Action item >>
Looking at the entries, say how many lines contain the string "name". Offer nothing besides the number.

(Items from an interface collection)
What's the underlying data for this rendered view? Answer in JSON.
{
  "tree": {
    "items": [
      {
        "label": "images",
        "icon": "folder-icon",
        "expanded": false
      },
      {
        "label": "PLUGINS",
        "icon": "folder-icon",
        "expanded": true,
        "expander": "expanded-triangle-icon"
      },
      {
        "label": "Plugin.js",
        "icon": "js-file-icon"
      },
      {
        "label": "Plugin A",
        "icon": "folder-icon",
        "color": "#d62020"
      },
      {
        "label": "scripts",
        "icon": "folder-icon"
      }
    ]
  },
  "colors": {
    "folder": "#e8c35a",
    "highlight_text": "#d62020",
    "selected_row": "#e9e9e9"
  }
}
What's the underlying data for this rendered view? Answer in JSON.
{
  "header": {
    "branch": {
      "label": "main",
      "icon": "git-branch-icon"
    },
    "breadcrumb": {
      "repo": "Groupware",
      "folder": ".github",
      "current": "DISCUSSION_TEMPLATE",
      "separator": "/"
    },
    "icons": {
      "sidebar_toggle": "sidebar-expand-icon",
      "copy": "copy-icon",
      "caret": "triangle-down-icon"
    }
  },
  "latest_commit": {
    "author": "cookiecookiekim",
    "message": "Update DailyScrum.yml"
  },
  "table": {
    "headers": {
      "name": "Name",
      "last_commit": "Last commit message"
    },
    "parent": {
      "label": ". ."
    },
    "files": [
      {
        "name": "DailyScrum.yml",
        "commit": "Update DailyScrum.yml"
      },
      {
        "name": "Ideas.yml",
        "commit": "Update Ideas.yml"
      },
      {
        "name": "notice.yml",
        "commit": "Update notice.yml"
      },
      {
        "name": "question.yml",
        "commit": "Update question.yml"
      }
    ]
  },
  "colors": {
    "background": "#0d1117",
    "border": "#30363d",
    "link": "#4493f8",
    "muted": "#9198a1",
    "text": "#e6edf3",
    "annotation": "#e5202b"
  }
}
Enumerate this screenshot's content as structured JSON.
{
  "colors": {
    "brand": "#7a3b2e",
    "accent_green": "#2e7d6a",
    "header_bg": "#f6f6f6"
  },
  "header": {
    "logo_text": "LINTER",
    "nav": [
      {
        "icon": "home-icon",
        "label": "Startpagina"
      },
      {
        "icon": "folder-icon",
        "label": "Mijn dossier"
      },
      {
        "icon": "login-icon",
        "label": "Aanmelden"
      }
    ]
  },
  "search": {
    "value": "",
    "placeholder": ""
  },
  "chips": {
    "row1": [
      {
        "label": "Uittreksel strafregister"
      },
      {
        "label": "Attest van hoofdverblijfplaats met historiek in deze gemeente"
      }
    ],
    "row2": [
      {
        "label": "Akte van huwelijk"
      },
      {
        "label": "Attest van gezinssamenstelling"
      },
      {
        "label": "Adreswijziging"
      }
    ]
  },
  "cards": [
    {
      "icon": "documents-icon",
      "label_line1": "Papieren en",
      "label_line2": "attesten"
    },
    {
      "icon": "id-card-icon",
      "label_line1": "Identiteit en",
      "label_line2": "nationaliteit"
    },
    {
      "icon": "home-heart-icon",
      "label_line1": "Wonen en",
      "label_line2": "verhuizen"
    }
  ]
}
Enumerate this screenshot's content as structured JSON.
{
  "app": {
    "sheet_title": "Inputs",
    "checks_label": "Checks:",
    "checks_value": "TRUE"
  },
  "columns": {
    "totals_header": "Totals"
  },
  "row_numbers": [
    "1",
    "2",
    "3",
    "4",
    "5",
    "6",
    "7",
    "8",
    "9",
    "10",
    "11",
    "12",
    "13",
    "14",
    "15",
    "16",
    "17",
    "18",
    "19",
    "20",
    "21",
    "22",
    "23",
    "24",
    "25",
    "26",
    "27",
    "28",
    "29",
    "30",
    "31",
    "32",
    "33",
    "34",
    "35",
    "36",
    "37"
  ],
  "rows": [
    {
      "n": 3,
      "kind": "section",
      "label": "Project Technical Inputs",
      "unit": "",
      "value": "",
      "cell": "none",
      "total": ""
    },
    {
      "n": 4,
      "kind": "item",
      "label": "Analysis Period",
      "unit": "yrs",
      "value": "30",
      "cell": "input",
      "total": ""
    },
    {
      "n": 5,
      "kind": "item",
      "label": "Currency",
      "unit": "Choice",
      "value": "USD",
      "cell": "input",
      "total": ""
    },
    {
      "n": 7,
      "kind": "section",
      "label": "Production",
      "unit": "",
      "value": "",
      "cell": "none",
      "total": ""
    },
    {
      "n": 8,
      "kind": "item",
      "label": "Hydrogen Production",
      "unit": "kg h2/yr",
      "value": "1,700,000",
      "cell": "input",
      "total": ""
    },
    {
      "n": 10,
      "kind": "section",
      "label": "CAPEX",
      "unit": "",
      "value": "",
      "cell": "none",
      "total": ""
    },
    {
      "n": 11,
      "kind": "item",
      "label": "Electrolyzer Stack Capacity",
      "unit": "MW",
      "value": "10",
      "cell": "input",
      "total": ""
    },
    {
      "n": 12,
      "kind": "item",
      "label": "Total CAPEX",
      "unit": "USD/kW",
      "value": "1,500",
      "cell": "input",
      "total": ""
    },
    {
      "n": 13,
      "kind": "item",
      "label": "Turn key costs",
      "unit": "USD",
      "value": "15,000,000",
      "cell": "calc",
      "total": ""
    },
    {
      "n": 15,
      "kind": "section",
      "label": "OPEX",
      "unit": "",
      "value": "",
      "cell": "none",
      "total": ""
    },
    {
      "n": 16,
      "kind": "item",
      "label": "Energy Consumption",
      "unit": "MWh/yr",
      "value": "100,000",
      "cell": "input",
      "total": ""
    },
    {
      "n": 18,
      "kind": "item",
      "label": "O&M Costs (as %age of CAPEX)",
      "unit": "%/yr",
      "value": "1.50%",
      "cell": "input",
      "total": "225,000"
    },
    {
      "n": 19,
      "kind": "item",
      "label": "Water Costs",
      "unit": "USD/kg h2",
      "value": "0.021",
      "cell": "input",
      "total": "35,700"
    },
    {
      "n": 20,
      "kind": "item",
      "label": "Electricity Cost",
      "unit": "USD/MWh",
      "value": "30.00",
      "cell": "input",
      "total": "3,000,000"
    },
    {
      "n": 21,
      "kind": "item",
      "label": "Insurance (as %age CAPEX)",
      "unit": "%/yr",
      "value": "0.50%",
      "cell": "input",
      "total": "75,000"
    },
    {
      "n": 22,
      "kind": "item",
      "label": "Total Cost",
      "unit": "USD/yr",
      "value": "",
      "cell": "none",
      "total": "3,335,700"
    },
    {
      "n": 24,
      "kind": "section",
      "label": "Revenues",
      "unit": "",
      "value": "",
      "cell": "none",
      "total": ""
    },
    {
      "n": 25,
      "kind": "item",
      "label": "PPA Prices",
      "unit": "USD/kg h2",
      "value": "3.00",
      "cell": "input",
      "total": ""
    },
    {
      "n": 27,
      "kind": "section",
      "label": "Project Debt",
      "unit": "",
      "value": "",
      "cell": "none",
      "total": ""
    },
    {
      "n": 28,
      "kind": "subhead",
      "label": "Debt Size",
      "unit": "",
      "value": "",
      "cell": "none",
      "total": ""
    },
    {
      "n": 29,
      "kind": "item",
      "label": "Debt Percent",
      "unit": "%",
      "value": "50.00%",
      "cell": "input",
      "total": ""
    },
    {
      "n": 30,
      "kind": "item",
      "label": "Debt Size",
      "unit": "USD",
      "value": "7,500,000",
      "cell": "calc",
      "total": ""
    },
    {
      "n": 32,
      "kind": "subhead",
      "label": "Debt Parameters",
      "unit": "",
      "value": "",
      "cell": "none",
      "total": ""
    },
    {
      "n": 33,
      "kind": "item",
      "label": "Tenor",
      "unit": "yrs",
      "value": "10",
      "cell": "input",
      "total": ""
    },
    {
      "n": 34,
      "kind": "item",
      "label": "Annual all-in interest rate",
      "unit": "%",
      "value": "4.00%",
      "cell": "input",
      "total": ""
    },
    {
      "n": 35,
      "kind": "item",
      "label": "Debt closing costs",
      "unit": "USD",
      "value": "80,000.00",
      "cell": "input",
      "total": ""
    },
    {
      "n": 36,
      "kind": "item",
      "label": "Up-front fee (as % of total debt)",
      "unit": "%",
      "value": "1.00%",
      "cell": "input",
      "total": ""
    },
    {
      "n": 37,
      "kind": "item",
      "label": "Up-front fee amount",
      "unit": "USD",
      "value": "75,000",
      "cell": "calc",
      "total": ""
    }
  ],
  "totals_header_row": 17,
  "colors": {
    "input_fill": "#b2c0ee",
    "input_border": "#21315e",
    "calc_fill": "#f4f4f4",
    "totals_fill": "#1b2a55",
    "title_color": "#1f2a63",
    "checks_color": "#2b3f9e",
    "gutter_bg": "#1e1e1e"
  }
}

Exercise response >>
5